* Input records *
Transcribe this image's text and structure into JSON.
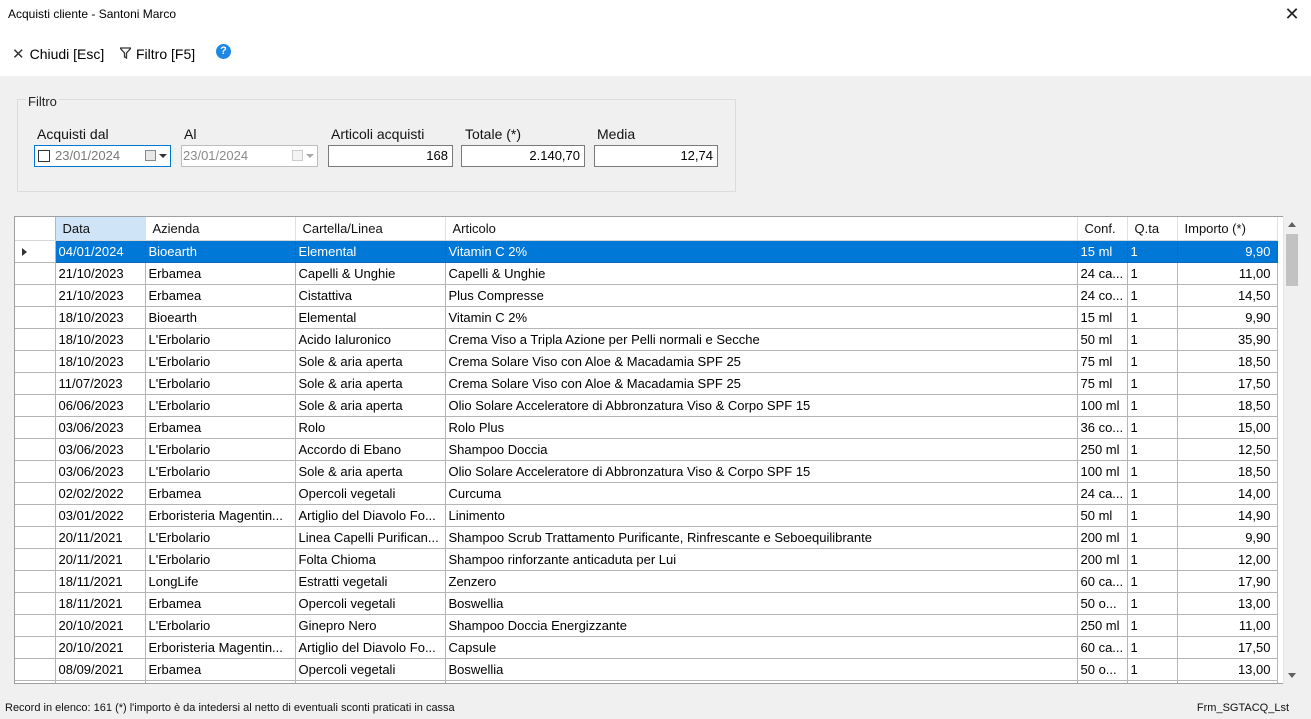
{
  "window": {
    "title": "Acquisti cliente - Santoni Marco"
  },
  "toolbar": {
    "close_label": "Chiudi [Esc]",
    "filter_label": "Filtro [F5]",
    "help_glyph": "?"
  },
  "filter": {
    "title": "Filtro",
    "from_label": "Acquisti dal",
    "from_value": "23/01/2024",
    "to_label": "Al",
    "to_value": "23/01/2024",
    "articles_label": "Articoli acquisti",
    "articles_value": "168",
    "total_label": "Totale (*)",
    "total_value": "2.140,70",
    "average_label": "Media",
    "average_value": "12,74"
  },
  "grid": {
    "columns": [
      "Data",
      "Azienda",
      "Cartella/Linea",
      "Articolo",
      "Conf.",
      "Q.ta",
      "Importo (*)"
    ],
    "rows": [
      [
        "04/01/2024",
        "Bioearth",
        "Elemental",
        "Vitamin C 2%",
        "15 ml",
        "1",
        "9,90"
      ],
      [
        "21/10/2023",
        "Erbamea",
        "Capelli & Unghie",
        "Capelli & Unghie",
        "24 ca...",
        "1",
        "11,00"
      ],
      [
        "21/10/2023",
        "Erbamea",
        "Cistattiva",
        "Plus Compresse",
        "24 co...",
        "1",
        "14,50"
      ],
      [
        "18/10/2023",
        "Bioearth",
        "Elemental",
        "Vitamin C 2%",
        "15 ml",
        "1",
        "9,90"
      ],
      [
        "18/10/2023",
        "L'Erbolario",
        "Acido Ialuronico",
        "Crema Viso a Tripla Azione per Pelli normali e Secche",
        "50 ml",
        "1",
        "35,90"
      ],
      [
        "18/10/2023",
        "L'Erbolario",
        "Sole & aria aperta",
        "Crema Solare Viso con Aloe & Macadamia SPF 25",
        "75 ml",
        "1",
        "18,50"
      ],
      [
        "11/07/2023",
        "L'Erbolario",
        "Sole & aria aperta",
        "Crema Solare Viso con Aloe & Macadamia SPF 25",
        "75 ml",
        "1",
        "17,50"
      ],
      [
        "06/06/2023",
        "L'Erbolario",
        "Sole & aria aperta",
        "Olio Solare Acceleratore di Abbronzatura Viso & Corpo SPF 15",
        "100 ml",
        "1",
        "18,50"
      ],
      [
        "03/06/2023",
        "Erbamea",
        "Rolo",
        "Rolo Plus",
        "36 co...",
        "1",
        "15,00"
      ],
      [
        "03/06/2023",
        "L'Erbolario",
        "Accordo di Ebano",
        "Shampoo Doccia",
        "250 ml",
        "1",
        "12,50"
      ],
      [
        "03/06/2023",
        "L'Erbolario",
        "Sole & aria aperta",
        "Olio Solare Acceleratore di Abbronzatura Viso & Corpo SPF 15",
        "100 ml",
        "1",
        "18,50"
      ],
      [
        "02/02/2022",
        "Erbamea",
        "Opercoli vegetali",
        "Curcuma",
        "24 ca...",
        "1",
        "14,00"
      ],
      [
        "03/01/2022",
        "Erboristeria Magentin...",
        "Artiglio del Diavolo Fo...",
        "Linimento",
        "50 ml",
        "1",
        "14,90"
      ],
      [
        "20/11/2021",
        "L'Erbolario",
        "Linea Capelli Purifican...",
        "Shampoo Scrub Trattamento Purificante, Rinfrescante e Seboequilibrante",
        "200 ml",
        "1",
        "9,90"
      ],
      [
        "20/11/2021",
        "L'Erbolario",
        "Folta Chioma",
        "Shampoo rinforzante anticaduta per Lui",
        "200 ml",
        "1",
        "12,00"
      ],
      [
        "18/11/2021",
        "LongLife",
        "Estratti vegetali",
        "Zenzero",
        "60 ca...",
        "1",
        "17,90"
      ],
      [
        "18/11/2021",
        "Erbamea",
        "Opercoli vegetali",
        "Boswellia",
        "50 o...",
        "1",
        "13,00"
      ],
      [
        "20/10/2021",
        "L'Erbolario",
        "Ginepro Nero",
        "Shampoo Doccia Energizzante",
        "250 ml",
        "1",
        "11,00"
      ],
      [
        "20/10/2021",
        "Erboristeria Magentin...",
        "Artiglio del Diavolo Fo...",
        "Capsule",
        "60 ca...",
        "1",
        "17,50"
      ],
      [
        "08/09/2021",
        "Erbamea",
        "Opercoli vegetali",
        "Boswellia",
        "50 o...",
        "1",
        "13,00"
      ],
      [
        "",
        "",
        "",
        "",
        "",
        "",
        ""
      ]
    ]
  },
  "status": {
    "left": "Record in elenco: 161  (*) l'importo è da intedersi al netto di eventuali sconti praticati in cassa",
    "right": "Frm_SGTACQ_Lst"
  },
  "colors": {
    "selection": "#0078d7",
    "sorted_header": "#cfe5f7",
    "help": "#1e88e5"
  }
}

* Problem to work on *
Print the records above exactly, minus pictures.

* Exercise result *
Transcribe this image's text and structure into JSON.
{
  "window": {
    "title": "Acquisti cliente - Santoni Marco"
  },
  "toolbar": {
    "close_label": "Chiudi [Esc]",
    "filter_label": "Filtro [F5]",
    "help_glyph": "?"
  },
  "filter": {
    "title": "Filtro",
    "from_label": "Acquisti dal",
    "from_value": "23/01/2024",
    "to_label": "Al",
    "to_value": "23/01/2024",
    "articles_label": "Articoli acquisti",
    "articles_value": "168",
    "total_label": "Totale (*)",
    "total_value": "2.140,70",
    "average_label": "Media",
    "average_value": "12,74"
  },
  "grid": {
    "columns": [
      "Data",
      "Azienda",
      "Cartella/Linea",
      "Articolo",
      "Conf.",
      "Q.ta",
      "Importo (*)"
    ],
    "rows": [
      [
        "04/01/2024",
        "Bioearth",
        "Elemental",
        "Vitamin C 2%",
        "15 ml",
        "1",
        "9,90"
      ],
      [
        "21/10/2023",
        "Erbamea",
        "Capelli & Unghie",
        "Capelli & Unghie",
        "24 ca...",
        "1",
        "11,00"
      ],
      [
        "21/10/2023",
        "Erbamea",
        "Cistattiva",
        "Plus Compresse",
        "24 co...",
        "1",
        "14,50"
      ],
      [
        "18/10/2023",
        "Bioearth",
        "Elemental",
        "Vitamin C 2%",
        "15 ml",
        "1",
        "9,90"
      ],
      [
        "18/10/2023",
        "L'Erbolario",
        "Acido Ialuronico",
        "Crema Viso a Tripla Azione per Pelli normali e Secche",
        "50 ml",
        "1",
        "35,90"
      ],
      [
        "18/10/2023",
        "L'Erbolario",
        "Sole & aria aperta",
        "Crema Solare Viso con Aloe & Macadamia SPF 25",
        "75 ml",
        "1",
        "18,50"
      ],
      [
        "11/07/2023",
        "L'Erbolario",
        "Sole & aria aperta",
        "Crema Solare Viso con Aloe & Macadamia SPF 25",
        "75 ml",
        "1",
        "17,50"
      ],
      [
        "06/06/2023",
        "L'Erbolario",
        "Sole & aria aperta",
        "Olio Solare Acceleratore di Abbronzatura Viso & Corpo SPF 15",
        "100 ml",
        "1",
        "18,50"
      ],
      [
        "03/06/2023",
        "Erbamea",
        "Rolo",
        "Rolo Plus",
        "36 co...",
        "1",
        "15,00"
      ],
      [
        "03/06/2023",
        "L'Erbolario",
        "Accordo di Ebano",
        "Shampoo Doccia",
        "250 ml",
        "1",
        "12,50"
      ],
      [
        "03/06/2023",
        "L'Erbolario",
        "Sole & aria aperta",
        "Olio Solare Acceleratore di Abbronzatura Viso & Corpo SPF 15",
        "100 ml",
        "1",
        "18,50"
      ],
      [
        "02/02/2022",
        "Erbamea",
        "Opercoli vegetali",
        "Curcuma",
        "24 ca...",
        "1",
        "14,00"
      ],
      [
        "03/01/2022",
        "Erboristeria Magentin...",
        "Artiglio del Diavolo Fo...",
        "Linimento",
        "50 ml",
        "1",
        "14,90"
      ],
      [
        "20/11/2021",
        "L'Erbolario",
        "Linea Capelli Purifican...",
        "Shampoo Scrub Trattamento Purificante, Rinfrescante e Seboequilibrante",
        "200 ml",
        "1",
        "9,90"
      ],
      [
        "20/11/2021",
        "L'Erbolario",
        "Folta Chioma",
        "Shampoo rinforzante anticaduta per Lui",
        "200 ml",
        "1",
        "12,00"
      ],
      [
        "18/11/2021",
        "LongLife",
        "Estratti vegetali",
        "Zenzero",
        "60 ca...",
        "1",
        "17,90"
      ],
      [
        "18/11/2021",
        "Erbamea",
        "Opercoli vegetali",
        "Boswellia",
        "50 o...",
        "1",
        "13,00"
      ],
      [
        "20/10/2021",
        "L'Erbolario",
        "Ginepro Nero",
        "Shampoo Doccia Energizzante",
        "250 ml",
        "1",
        "11,00"
      ],
      [
        "20/10/2021",
        "Erboristeria Magentin...",
        "Artiglio del Diavolo Fo...",
        "Capsule",
        "60 ca...",
        "1",
        "17,50"
      ],
      [
        "08/09/2021",
        "Erbamea",
        "Opercoli vegetali",
        "Boswellia",
        "50 o...",
        "1",
        "13,00"
      ],
      [
        "",
        "",
        "",
        "",
        "",
        "",
        ""
      ]
    ]
  },
  "status": {
    "left": "Record in elenco: 161  (*) l'importo è da intedersi al netto di eventuali sconti praticati in cassa",
    "right": "Frm_SGTACQ_Lst"
  },
  "colors": {
    "selection": "#0078d7",
    "sorted_header": "#cfe5f7",
    "help": "#1e88e5"
  }
}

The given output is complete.